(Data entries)
Start of Block

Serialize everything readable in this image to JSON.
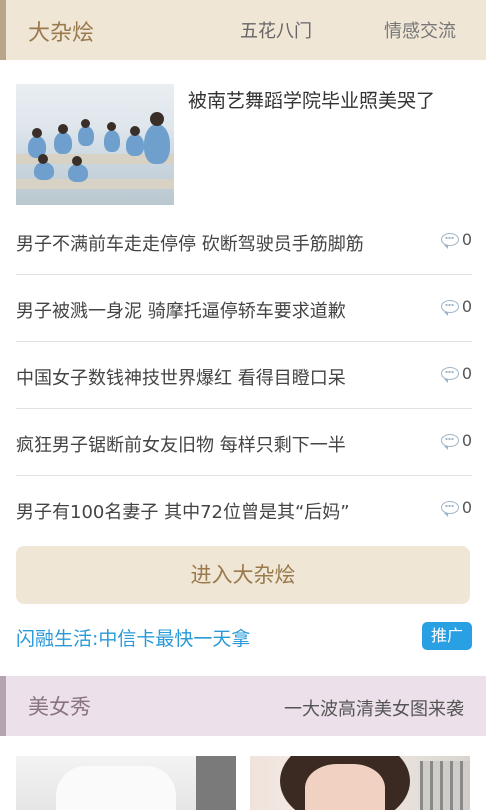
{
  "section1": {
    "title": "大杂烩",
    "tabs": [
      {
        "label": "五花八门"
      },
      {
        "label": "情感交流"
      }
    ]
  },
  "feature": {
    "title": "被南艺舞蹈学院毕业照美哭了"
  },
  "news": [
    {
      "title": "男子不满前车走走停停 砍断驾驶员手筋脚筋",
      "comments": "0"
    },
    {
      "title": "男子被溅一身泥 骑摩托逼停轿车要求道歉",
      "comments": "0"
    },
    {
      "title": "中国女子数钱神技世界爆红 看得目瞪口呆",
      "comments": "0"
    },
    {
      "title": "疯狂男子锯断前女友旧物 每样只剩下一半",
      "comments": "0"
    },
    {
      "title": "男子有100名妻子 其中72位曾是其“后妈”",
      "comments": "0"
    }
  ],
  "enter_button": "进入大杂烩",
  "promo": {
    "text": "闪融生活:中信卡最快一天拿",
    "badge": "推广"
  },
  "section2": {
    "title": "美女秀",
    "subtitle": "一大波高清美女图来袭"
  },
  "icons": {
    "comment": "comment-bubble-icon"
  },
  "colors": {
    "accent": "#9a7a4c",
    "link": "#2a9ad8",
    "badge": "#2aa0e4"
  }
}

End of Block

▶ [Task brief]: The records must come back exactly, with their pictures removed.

▶ [Answer for the task]:
Serialize everything readable in this image to JSON.
{
  "section1": {
    "title": "大杂烩",
    "tabs": [
      {
        "label": "五花八门"
      },
      {
        "label": "情感交流"
      }
    ]
  },
  "feature": {
    "title": "被南艺舞蹈学院毕业照美哭了"
  },
  "news": [
    {
      "title": "男子不满前车走走停停 砍断驾驶员手筋脚筋",
      "comments": "0"
    },
    {
      "title": "男子被溅一身泥 骑摩托逼停轿车要求道歉",
      "comments": "0"
    },
    {
      "title": "中国女子数钱神技世界爆红 看得目瞪口呆",
      "comments": "0"
    },
    {
      "title": "疯狂男子锯断前女友旧物 每样只剩下一半",
      "comments": "0"
    },
    {
      "title": "男子有100名妻子 其中72位曾是其“后妈”",
      "comments": "0"
    }
  ],
  "enter_button": "进入大杂烩",
  "promo": {
    "text": "闪融生活:中信卡最快一天拿",
    "badge": "推广"
  },
  "section2": {
    "title": "美女秀",
    "subtitle": "一大波高清美女图来袭"
  },
  "icons": {
    "comment": "comment-bubble-icon"
  },
  "colors": {
    "accent": "#9a7a4c",
    "link": "#2a9ad8",
    "badge": "#2aa0e4"
  }
}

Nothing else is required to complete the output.